I look myself over in the mirror and breathe a sigh of relief. One piece of this puzzle that I do not have to worry about is my outfit. As a homeless woman with limited possessions, having the right clothing for an interview can be a huge source of worry. I managed to borrow a smart outfit for the first interview, but what about the second one? What do I do now? Panic sets in. Could I possibly borrow that suit again? What if the interviewer remembers what I’m wearing from the first time? What will she think? Could it hurt my chances? No, of course not. Now I’m being irrational.
I try to focus on my resume, my credentials, my experience, but instead my mind circles back to my outfit. My concern was not only having the right look for an interview, but also where could I achieve such a look in my size. You see, I am a plus size woman, and access is limited. Brands don’t consider women like me. Why would they? I discovered Universal Standard through the Coalition for the Homeless. There I was told about their Fit Liberty program , and the donations that come out of it - donations that find homes with women like me. My outfit today is perfect for the occasion, and it is also mine and it feels good to call it mine. The donation is one less thing I must worry about; an important detail I can scratch off my angst-inducing list.
"My outfit today is perfect for the occasion... The donation is one less thing I must worry about; an important detail I can scratch off my angst-inducing list."
I walk in feeling comfortable and confident. I am on top of the world. I know I am the right person for this job, and so will the interviewer. If the tendrils of fear threaten to attack, I simply look at myself and smile.

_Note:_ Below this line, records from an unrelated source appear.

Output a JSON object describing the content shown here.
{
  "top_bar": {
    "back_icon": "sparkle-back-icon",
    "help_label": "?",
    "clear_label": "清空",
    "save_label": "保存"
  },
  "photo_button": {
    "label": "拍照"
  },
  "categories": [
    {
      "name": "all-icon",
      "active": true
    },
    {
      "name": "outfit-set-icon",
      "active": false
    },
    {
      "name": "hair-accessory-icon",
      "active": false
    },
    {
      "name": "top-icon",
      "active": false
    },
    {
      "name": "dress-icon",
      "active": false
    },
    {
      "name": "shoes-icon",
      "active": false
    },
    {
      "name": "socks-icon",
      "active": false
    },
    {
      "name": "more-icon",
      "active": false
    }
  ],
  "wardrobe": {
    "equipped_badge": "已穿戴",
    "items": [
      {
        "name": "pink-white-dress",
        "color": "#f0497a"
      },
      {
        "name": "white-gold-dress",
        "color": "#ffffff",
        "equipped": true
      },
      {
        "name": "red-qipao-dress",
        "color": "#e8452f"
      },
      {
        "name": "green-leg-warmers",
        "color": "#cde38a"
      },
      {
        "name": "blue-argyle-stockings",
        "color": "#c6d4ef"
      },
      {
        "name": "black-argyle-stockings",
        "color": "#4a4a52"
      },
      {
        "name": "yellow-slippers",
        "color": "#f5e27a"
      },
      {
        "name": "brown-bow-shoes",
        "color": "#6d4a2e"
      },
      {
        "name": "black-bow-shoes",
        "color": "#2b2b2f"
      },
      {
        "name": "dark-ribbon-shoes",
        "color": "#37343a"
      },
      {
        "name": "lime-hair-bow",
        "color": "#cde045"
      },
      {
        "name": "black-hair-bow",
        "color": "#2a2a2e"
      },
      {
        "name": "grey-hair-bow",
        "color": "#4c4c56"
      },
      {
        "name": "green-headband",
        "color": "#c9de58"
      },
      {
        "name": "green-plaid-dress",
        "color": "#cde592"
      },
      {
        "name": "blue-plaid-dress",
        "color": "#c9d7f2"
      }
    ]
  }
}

To some, it’s just clothes. To me, it’s a beautiful gift that means so much and renews me in a profound way.